Fund managers set a challenge
Setting a world record for the fastest ever mowing of a hectare of grass and building a mini industrial conglomerate, are the unusual combined aims of an investment operation seeking further backers.
Former British Royal Navy officer Paul Ayers and former CEO and business owner Myles Cooper of Challenge Partners are seeking wealthy investors to help fund buying and building up tired industrial businesses with potential. Investors buy a "seat" in Challenge Partners which trades as the New Zealand Consolidation Fund.
Challenge Partners has already made a couple of purchases including Pukekohe-based Fieldmaster, a manufacturer of agricultural equipment.
The company has long specialised in field management equipment like hay harvesting trailers attached to the back of tractors and early last year because working on a new project with export potential - an industrial mower for airports.
Airports need to be mowed regularly to limit the number of birds attracted to seeding grass. These birds can be sucked into the engines of planes with the potential for crashes and loss of life.
But airports now operate 24/7, providing a narrow timeframe in which grass can be cut. Airports also tend to be low-lying and many become water-logged in winter. Churning up the surface using heavy tractor-pulled mowers in winter isn't an option as it slows mowing during the warmer seasons when the ground firms up.
Fieldmaster has designed a light-weight, super speedy industrial mower that has been tested at speeds of 20kmh.

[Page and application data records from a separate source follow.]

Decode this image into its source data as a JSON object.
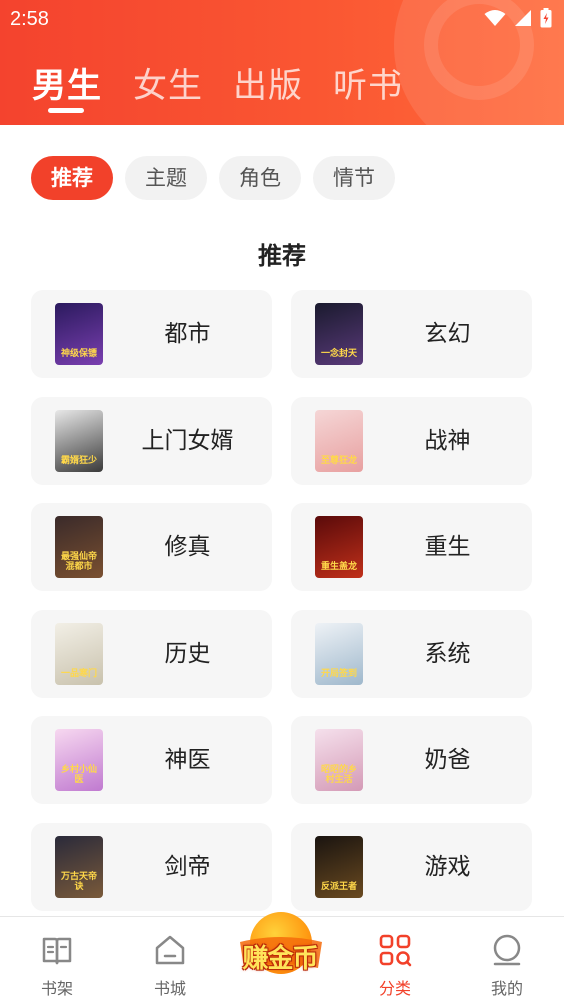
{
  "status_bar": {
    "time": "2:58"
  },
  "top_tabs": [
    {
      "label": "男生",
      "active": true
    },
    {
      "label": "女生",
      "active": false
    },
    {
      "label": "出版",
      "active": false
    },
    {
      "label": "听书",
      "active": false
    }
  ],
  "filter_chips": [
    {
      "label": "推荐",
      "active": true
    },
    {
      "label": "主题",
      "active": false
    },
    {
      "label": "角色",
      "active": false
    },
    {
      "label": "情节",
      "active": false
    }
  ],
  "section_title": "推荐",
  "categories": [
    {
      "label": "都市",
      "cover_text": "神级保镖",
      "cover_colors": [
        "#2b1a5e",
        "#7a3fb0"
      ]
    },
    {
      "label": "玄幻",
      "cover_text": "一念封天",
      "cover_colors": [
        "#1a1a2e",
        "#5a3a7a"
      ]
    },
    {
      "label": "上门女婿",
      "cover_text": "霸婿狂少",
      "cover_colors": [
        "#e8e8e8",
        "#3a3a3a"
      ]
    },
    {
      "label": "战神",
      "cover_text": "至尊狂龙",
      "cover_colors": [
        "#f5d6d6",
        "#e8a0a0"
      ]
    },
    {
      "label": "修真",
      "cover_text": "最强仙帝混都市",
      "cover_colors": [
        "#3a2a2a",
        "#7a5030"
      ]
    },
    {
      "label": "重生",
      "cover_text": "重生盖龙",
      "cover_colors": [
        "#5a0a0a",
        "#c0301a"
      ]
    },
    {
      "label": "历史",
      "cover_text": "一品寒门",
      "cover_colors": [
        "#f2efe6",
        "#c9c2ad"
      ]
    },
    {
      "label": "系统",
      "cover_text": "开局签到",
      "cover_colors": [
        "#eef2f6",
        "#9fb8cc"
      ]
    },
    {
      "label": "神医",
      "cover_text": "乡村小仙医",
      "cover_colors": [
        "#f7d8f0",
        "#c07ad0"
      ]
    },
    {
      "label": "奶爸",
      "cover_text": "昭昭的乡村生活",
      "cover_colors": [
        "#f5e0ec",
        "#d49ab6"
      ]
    },
    {
      "label": "剑帝",
      "cover_text": "万古天帝诀",
      "cover_colors": [
        "#2a2a3a",
        "#7a5a3a"
      ]
    },
    {
      "label": "游戏",
      "cover_text": "反派王者",
      "cover_colors": [
        "#1a1410",
        "#6a4a20"
      ]
    }
  ],
  "bottom_nav": [
    {
      "label": "书架",
      "icon": "bookshelf-icon",
      "active": false
    },
    {
      "label": "书城",
      "icon": "home-icon",
      "active": false
    },
    {
      "label": "分类",
      "icon": "category-grid-icon",
      "active": true
    },
    {
      "label": "我的",
      "icon": "profile-icon",
      "active": false
    }
  ],
  "earn_coins": {
    "label": "赚金币"
  },
  "colors": {
    "accent": "#f2412a",
    "header_gradient_start": "#f4432e",
    "header_gradient_end": "#ff6a3a",
    "card_bg": "#f6f6f6"
  }
}
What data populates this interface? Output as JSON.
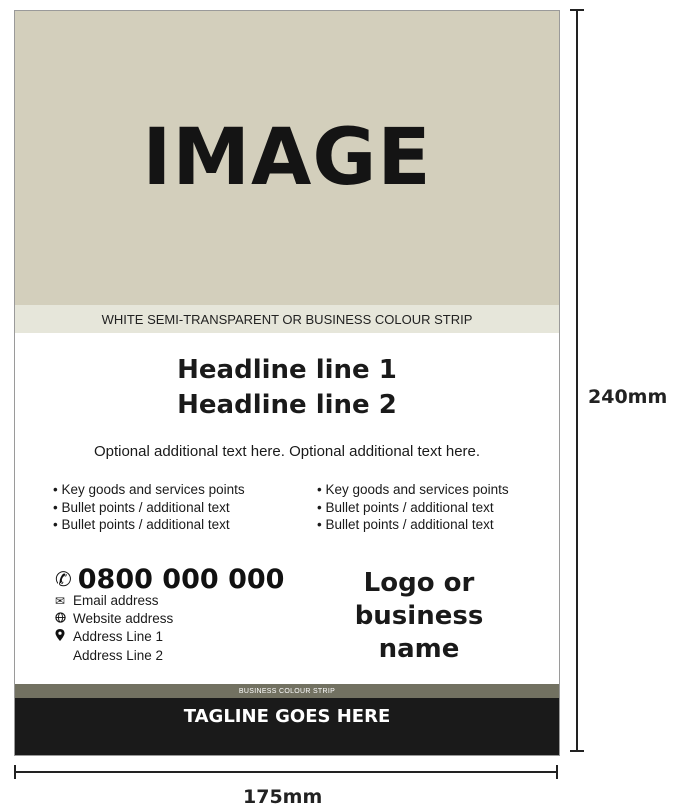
{
  "image_placeholder": "IMAGE",
  "strip_top": "WHITE SEMI-TRANSPARENT OR BUSINESS COLOUR STRIP",
  "headline": {
    "line1": "Headline line 1",
    "line2": "Headline line 2"
  },
  "optional_text": "Optional additional text here.  Optional additional text here.",
  "bullets_left": [
    "Key goods and services points",
    "Bullet points / additional text",
    "Bullet points / additional text"
  ],
  "bullets_right": [
    "Key goods and services points",
    "Bullet points / additional text",
    "Bullet points / additional text"
  ],
  "contact": {
    "phone": "0800 000 000",
    "email": "Email address",
    "website": "Website address",
    "address_line1": "Address Line 1",
    "address_line2": "Address Line 2"
  },
  "logo_text": "Logo or business name",
  "strip_bottom": "BUSINESS COLOUR STRIP",
  "tagline": "TAGLINE GOES HERE",
  "dimensions": {
    "height": "240mm",
    "width": "175mm"
  },
  "colors": {
    "image_bg": "#d3cfbc",
    "strip_top": "#e6e6da",
    "strip_bottom": "#727161",
    "tagline_bar": "#1a1a1a"
  },
  "icons": {
    "phone": "phone-icon",
    "email": "envelope-icon",
    "website": "globe-icon",
    "address": "map-pin-icon"
  }
}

Ayers said the company is planning a stab at setting a world record for the fastest mowing of a hectare.
"We reckon if we really pulled out all the stops, we could do it in 90 seconds," he said.
Prototypes for the new mower have been tested at Auckland Airport and Ayers is hopeful the combination of speed and lightness will open up a global export market selling them to other airports.
The other purchase Challenge Partners has made is LEP Engineering Plastics, a major manufacturer, importer and distributor of industrial plastics. It makes and supplies many of New Zealand's best known businesses with industrial plastics products including the wheels of Rainbow's End roller-coasters.
Cooper and Myles' modus operandi is to take sole ownership of solid New Zealand companies which support vital industries with tangible products and services, and build them.
Challenge Partners operates under a company structure in which investors acquire a "seat" which involves making a loan to the company when they are issued shares. This $650,000 loan is repaid by the company before dividends are issued. The seat entitles investors to a share block with voting rights. The number of seats is limited to 20 and nine are still available.
Ayers and Cooper want more funds for another purchase though they're keeping mum on just what at this stage.
The pair believed manufacturing still has a big future in New Zealand, especially as costs spiral in China and there are continuing problems with quality with overseas-based manufacturing.
Existing investors in Challenge Partners can oust Cooper and Ayers if they fail to live up to expectations. Most are former business owners and they have been contributing expertise and advice.
The ultimate aim is to build a mini-conglomerate to remain as an income fund or to sell to institutional investors in the long-run, but Ayers and Cooper say they are enjoying ensuring Kiwi ownership of businesses.
"This is all about bringing overseas-owned investment earnings back to this country."
He said multi-national owners of businesses were well-advised by tax specialists and had ways of transferring taxable earnings offshore, eroding the New Zealand tax base.
"We have paid more tax in the six months since we bought it [LEP Engineering], than it has paid in the last couple of years," he said.
Sunday Star Times